Events like ASCO aren’t just about sharing the latest clinical publications. They’re also an opportunity for industry to come together for some introspection about larger trends and concerns.
The theme for ASCO this year was “Advancing Equitable Cancer Care Through Innovation” and several presentations focused on the current inequities in cancer care and clinical trials.

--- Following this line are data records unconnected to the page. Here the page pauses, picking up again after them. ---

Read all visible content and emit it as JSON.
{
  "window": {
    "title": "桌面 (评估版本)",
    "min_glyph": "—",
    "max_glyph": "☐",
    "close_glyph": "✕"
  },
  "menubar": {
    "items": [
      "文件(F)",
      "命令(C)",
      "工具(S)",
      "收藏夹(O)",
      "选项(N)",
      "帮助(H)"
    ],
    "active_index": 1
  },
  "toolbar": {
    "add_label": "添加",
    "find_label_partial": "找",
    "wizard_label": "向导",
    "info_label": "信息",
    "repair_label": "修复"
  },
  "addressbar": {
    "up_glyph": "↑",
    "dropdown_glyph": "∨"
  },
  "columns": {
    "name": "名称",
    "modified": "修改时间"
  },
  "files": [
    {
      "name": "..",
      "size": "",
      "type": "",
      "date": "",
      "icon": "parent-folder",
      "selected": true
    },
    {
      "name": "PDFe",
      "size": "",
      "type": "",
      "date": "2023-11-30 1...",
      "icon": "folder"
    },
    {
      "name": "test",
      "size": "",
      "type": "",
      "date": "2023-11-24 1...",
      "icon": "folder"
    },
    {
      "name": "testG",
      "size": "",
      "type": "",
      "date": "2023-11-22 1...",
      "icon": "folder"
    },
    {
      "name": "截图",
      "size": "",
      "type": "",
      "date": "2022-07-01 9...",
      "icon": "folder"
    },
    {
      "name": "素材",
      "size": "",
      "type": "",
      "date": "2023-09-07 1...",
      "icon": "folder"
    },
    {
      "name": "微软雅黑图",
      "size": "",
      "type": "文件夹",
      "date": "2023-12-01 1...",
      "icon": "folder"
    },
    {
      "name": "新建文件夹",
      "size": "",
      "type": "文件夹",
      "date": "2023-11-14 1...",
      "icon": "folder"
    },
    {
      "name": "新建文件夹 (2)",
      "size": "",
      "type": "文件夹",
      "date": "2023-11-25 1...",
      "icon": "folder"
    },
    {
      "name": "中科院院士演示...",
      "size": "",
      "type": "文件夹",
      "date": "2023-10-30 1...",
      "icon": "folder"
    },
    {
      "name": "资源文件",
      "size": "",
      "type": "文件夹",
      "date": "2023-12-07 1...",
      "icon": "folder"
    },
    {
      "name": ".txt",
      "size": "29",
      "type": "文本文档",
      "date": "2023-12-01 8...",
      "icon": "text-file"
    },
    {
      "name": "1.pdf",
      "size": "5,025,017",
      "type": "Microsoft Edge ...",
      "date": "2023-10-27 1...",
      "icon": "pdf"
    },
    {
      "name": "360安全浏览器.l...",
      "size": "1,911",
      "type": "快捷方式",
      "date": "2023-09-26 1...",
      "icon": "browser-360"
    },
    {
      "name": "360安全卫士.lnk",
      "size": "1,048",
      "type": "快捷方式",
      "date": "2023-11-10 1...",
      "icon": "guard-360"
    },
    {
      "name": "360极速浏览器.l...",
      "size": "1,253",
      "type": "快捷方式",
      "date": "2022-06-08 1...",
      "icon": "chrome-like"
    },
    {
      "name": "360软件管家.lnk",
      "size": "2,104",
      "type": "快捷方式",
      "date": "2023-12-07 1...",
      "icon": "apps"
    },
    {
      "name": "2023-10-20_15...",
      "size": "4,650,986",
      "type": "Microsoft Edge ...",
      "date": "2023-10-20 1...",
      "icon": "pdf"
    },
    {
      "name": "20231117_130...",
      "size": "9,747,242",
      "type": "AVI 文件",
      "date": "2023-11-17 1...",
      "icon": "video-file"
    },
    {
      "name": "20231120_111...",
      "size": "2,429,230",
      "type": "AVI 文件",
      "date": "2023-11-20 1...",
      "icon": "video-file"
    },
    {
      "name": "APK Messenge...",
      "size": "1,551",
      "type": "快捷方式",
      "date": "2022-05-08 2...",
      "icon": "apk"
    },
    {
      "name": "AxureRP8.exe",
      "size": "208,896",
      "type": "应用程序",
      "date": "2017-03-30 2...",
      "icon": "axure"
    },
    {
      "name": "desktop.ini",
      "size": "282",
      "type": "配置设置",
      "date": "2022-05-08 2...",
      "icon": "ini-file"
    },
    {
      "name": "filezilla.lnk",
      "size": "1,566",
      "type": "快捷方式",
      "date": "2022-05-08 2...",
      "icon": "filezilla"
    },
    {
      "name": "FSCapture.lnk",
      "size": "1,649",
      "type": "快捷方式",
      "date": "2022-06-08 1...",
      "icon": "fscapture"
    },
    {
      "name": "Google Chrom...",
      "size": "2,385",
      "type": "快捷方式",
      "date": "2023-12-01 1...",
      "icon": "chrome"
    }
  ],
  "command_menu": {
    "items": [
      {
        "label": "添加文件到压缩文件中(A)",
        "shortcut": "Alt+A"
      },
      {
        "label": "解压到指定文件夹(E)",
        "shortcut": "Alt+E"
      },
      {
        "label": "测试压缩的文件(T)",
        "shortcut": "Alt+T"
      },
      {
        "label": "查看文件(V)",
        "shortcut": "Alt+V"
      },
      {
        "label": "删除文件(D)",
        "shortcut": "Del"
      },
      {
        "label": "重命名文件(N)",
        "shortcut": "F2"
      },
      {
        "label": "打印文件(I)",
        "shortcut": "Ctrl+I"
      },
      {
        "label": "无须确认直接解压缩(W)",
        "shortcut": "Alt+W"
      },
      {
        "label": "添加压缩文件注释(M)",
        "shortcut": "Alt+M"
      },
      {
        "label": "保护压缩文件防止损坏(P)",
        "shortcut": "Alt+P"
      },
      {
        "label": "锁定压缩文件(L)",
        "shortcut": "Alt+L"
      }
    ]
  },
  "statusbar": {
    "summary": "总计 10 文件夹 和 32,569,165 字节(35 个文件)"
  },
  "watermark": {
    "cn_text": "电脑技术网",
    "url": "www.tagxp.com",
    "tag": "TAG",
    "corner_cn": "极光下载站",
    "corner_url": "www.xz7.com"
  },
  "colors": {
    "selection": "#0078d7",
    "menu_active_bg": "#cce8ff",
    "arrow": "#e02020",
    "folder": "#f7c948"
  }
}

One study by Flatiron Health of 26,788 cancer patient records found that while telemedicine usage for cancer care increased across the board during COVID-19, its utilisation was lower for Black patients vs White patients, uninsured patients vs insured patients, rural and suburban vs urban patients, and, most dramatically, patients with lower socio-economic status, whose likelihood of using telemedicine was 10.6% vs 23.6% in the highest socio-economic groups.

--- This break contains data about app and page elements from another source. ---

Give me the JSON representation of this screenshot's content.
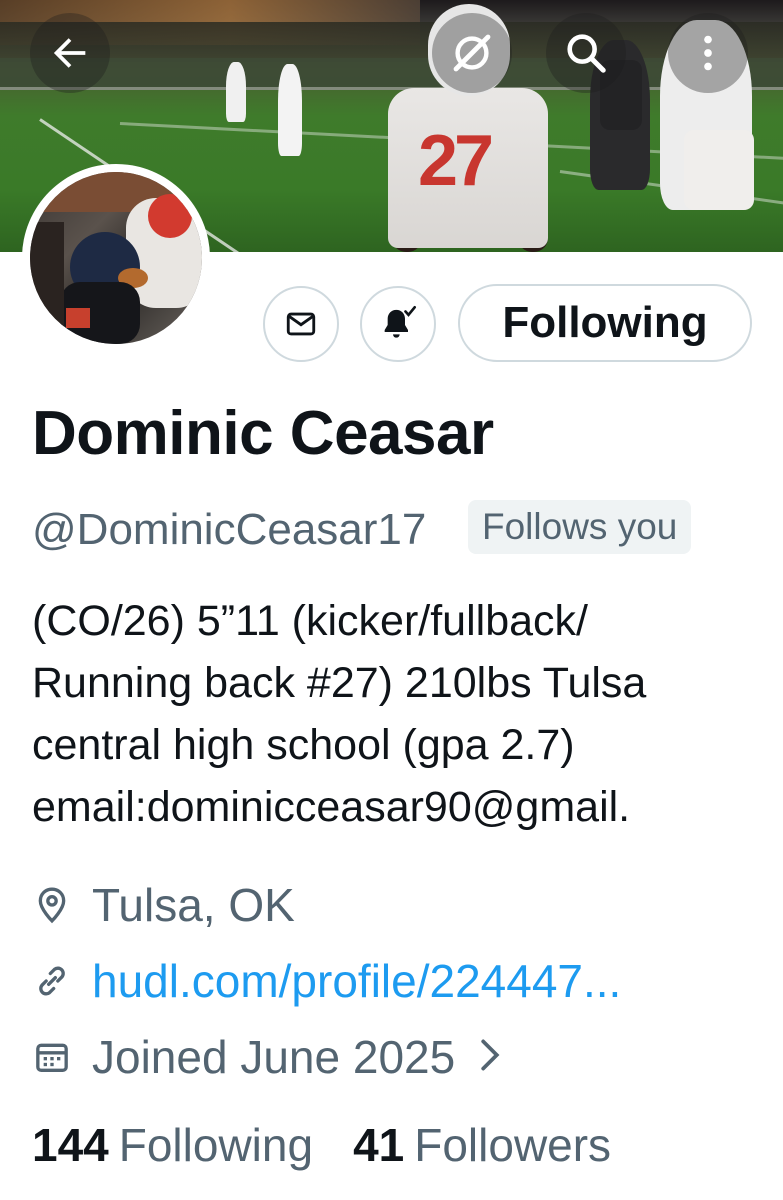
{
  "header": {
    "back_icon": "arrow-left-icon",
    "grok_icon": "grok-icon",
    "search_icon": "search-icon",
    "more_icon": "more-vertical-icon",
    "banner_jersey_number": "27"
  },
  "actions": {
    "message_icon": "envelope-icon",
    "notify_icon": "bell-check-icon",
    "follow_label": "Following"
  },
  "profile": {
    "display_name": "Dominic Ceasar",
    "handle": "@DominicCeasar17",
    "follows_you": "Follows you",
    "bio_lines": [
      "(CO/26) 5”11 (kicker/fullback/",
      "Running back #27) 210lbs Tulsa",
      "central high school (gpa 2.7)",
      "email:dominicceasar90@gmail."
    ],
    "location": "Tulsa, OK",
    "website": "hudl.com/profile/224447...",
    "joined": "Joined June 2025"
  },
  "stats": {
    "following_count": "144",
    "following_label": "Following",
    "followers_count": "41",
    "followers_label": "Followers"
  },
  "colors": {
    "text_primary": "#0f1419",
    "text_secondary": "#536471",
    "link": "#1d9bf0",
    "border": "#cfd9de",
    "badge_bg": "#eff3f4"
  }
}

Another study looked at five-year overall survival in children with neuroblastoma and found significant differences (around 10 percentage points) based on race, insurance status, and neighbourhood-level poverty.
A survey from the BECOME initiative asked 424 patients with metastatic breast cancer, 102 of whom were Black, about their feelings about clinical trials. They found that Black patients were more likely to report not having discussed clinical trials with their care teams than non-Black patients (40% vs 33%). They were also nearly twice as likely to believe unstudied treatments might be harmful.
But other studies provided some hope for correcting inequities. At least two studies looked at the effect of Medicaid expansion in the United States on cancer survival rates. One found that a 10% increase in state-level social services spending improved five-year survival for non-Hispanic Black adults and narrowed the disparity between Black and non-Black patient survival rates. Another study found that the Medicaid expansion that was offered to states as part of the Affordable Care Act was associated with a threefold increase in patients using Medicaid in cancer clinical trials.
Finally, ASCO itself released a new tool, the Interactive Map of Oncology, to help clinicians explore the interaction between COVID-19, cancer, and systemic and socio-economic factors.
“The ASCO Registry is improving the understanding of the effects of COVID-19 on treatment plans and outcomes for patients with cancer,” ASCO chief medical officer Dr Julie R. Gralow said in a statement. “This meticulous collection of data from practices across the country has already begun to inform us about commonalities and best practices across cancer types.”
Jonah Comstock, editor-in-chief
Jonah Comstock is a veteran health tech and digital health reporter. In addition to covering the industry for nearly a decade through articles and podcasts, he is also an oft-scene face at digital health events and on digital health Twitter.